1.) Design your thing in Sketch
2.) Code your thing in a text editor
3.) Port your code over to this new tool to see it rendered in Sketch?
Like I said. There's some value there (accounting for the changes between 1 & 2), but the workflow feels weird. Maybe someone from AirBnB design can jump in and enlighten me.
As with most misunderstandings/disagreements/arguments in the programming world, this confusion arises from people in different contexts using a tool for one purpose, but not realizing that other people are in different situations trying to achieve different goals with those same tools.
(Specifically, if you are an agency or freelance designer/developer, and you are building a bunch of different sites, then this tool does not serve any useful purpose... but if you have an underlying "design system" and a large company with lots of different products all sharing the same basic design, and a large team to go with it,then this starts to make a lot more sense.)
I do think that design systems can be helpful for smaller, or even 1 person teams as well. It helps you to apply meaningful constrains for your design and reuse common components across the product to shorten development times.

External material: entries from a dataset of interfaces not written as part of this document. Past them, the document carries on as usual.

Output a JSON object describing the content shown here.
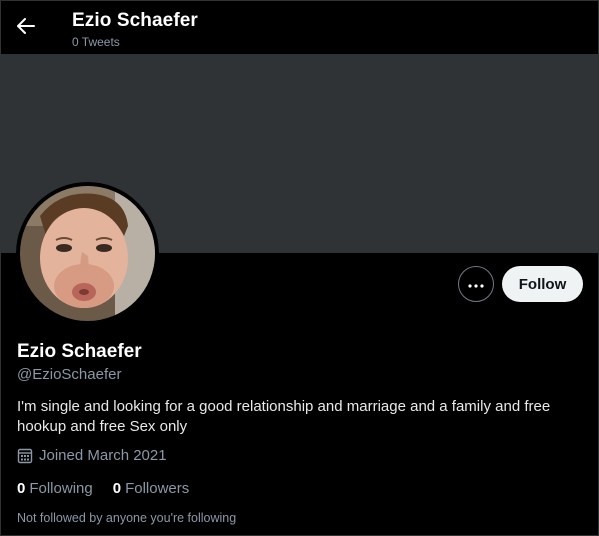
{
  "header": {
    "name": "Ezio Schaefer",
    "tweet_count": "0 Tweets",
    "back_icon": "arrow-left-icon"
  },
  "banner": {
    "color": "#2f3336"
  },
  "avatar": {
    "description_icon": "profile-photo"
  },
  "actions": {
    "more_icon": "more-options-icon",
    "follow_label": "Follow"
  },
  "profile": {
    "name": "Ezio Schaefer",
    "handle": "@EzioSchaefer",
    "bio": "I'm single and looking for a good relationship and marriage and a family and free hookup and free Sex only",
    "joined": "Joined March 2021",
    "joined_icon": "calendar-icon"
  },
  "stats": {
    "following_count": "0",
    "following_label": "Following",
    "followers_count": "0",
    "followers_label": "Followers"
  },
  "mutual_text": "Not followed by anyone you're following",
  "colors": {
    "background": "#000000",
    "text_primary": "#ffffff",
    "text_secondary": "#8b98a5",
    "button_light": "#eff3f4"
  }
}
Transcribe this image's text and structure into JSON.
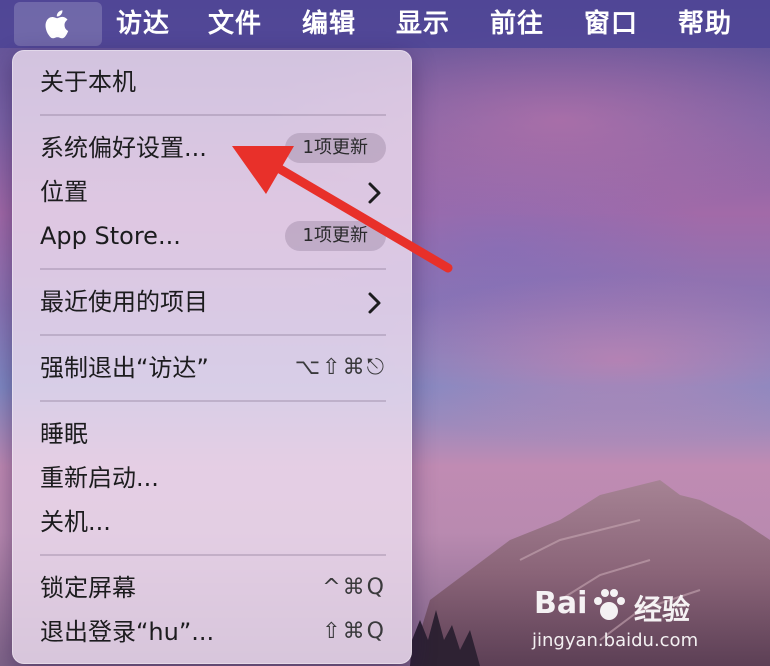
{
  "menubar": {
    "apple_icon": "apple-logo-icon",
    "items": [
      "访达",
      "文件",
      "编辑",
      "显示",
      "前往",
      "窗口",
      "帮助"
    ]
  },
  "menu": {
    "about": "关于本机",
    "system_prefs": "系统偏好设置...",
    "system_prefs_badge": "1项更新",
    "location": "位置",
    "app_store": "App Store...",
    "app_store_badge": "1项更新",
    "recent_items": "最近使用的项目",
    "force_quit": "强制退出“访达”",
    "force_quit_shortcut": "⌥⇧⌘⎋",
    "sleep": "睡眠",
    "restart": "重新启动...",
    "shutdown": "关机...",
    "lock_screen": "锁定屏幕",
    "lock_screen_shortcut": "^⌘Q",
    "logout": "退出登录“hu”...",
    "logout_shortcut": "⇧⌘Q"
  },
  "annotation": {
    "arrow_color": "#e8302a"
  },
  "watermark": {
    "brand": "Bai",
    "brand2": "经验",
    "url": "jingyan.baidu.com"
  },
  "colors": {
    "menubar": "#4e4696",
    "menu_bg": "#eedef0"
  }
}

With the library we have both designers and developers can construct completely new views or modifications fairly fast. https://twitter.com/karrisaarinen/status/849733176150773761
Where the React-Sketchapp comes in is help us to keep the system up to date for designers, and in the future build other tools that can help the design workflow.